Article in English | MEDLINE | ID: covidwho-1276961


INTRODUCTION: There is an urgent need to idenfy treatments for COVID-19 that reduce illness duration and hospital admission in those at higher risk of a longer illness course and complications. METHODS AND ANALYSIS: The Platform Randomised trial of INterventions against COVID-19 In older peoPLE trial is an open-label, multiarm, prospective, adaptive platform, randomised clinical trial to evaluate potential treatments for COVID-19 in the community. A master protocol governs the addition of new interventions as they become available, as well as the inclusion and cessation of existing intervention arms via frequent interim analyses. The first three interventions are hydroxychloroquine, azithromycin and doxycycline. Eligible participants must be symptomatic in the community with possible or confirmed COVID-19 that started in the preceding 14 days and either (1) aged 65 years and over or (2) aged 50-64 years with comorbidities. Recruitment is through general practice, health service helplines, COVID-19 'hot hubs' and directly through the trial website. Participants are randomised to receive either usual care or a study drug plus usual care, and outcomes are collected via daily online symptom diary for 28 days from randomisation. The research team contacts participants and/or their study partner following days 7, 14 and 28 if the online diary is not completed. The trial has two coprimary endpoints: time to first self-report of feeling recovered from possible COVID-19 and hospital admission or death from possible COVID-19 infection, both within 28 days from randomisation. Prespecified interim analyses assess efficacy or futility of interventions and to modify randomisation probabilities that allocate more participants to interventions with better outcomes. ETHICS AND DISSEMINATION: Ethical approval Ref: 20/SC/0158 South Central - Berkshire Research Ethics Committee; IRAS Project ID: 281958; EudraCT Number: 2020-001209-22. Results will be presented to policymakers and at conferences and published in peer-reviewed journals. TRIAL REGISTRATION NUMBER: ISRCTN86534580.

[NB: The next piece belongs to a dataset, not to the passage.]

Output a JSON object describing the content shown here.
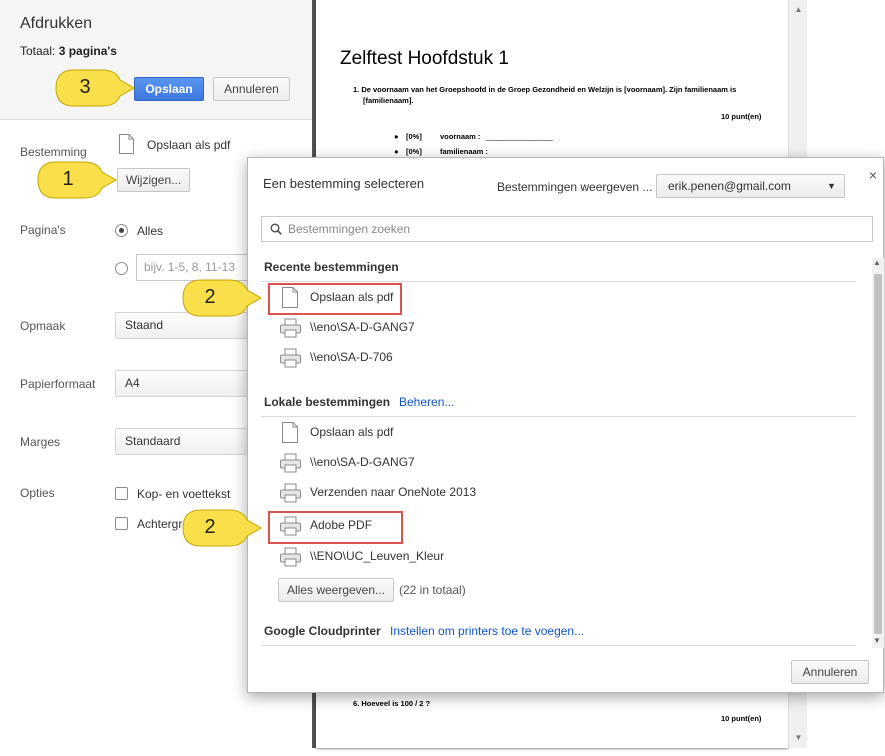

COVID-19 , Aged , Humans , Hydroxychloroquine , Prospective Studies , Randomized Controlled Trials as Topic , SARS-CoV-2 , Treatment Outcome
Political Quarterly ; : 1, 2021.
Article in English | Academic Search Complete | ID: covidwho-1159837


Parliamentary scrutiny assumes a dual willingness—a willingness of government to be scrutinised and a willingness of Parliament to scrutinise, alongside a singular capacity: the ability of Parliament to scrutinise. In the official Westminster view of scrutiny these principles and practicalities are aligned and serve to illuminate the processes and actions of government. There is, however, also a ‘dark side’: where the principles and practicalities of scrutiny are not aligned. While an aversion to parliamentary scrutiny has been hard‐wired into the ‘executive mentality’, the ‘ministerial mindset’, and the ‘instincts of secrecy’ shared by all contemporary UK governments, an examination of the first eighteen months of Boris Johnson's premiership—in the exceptionally turbulent times of ‘getting Brexit done’ and ‘beating coronavirus’—reveals a distinct propensity of his Conservative government to walk on the dark side of parliamentary scrutiny in this period. [ABSTRACT FROM AUTHOR] Copyright of Political Quarterly is the property of Wiley-Blackwell and its content may not be copied or emailed to multiple sites or posted to a listserv without the copyright holder's express written permission. However, users may print, download, or email articles for individual use. This abstract may be abridged. No warranty is given about the accuracy of the copy. Users should refer to the original published version of the material for the full abstract. (Copyright applies to all Abstracts.)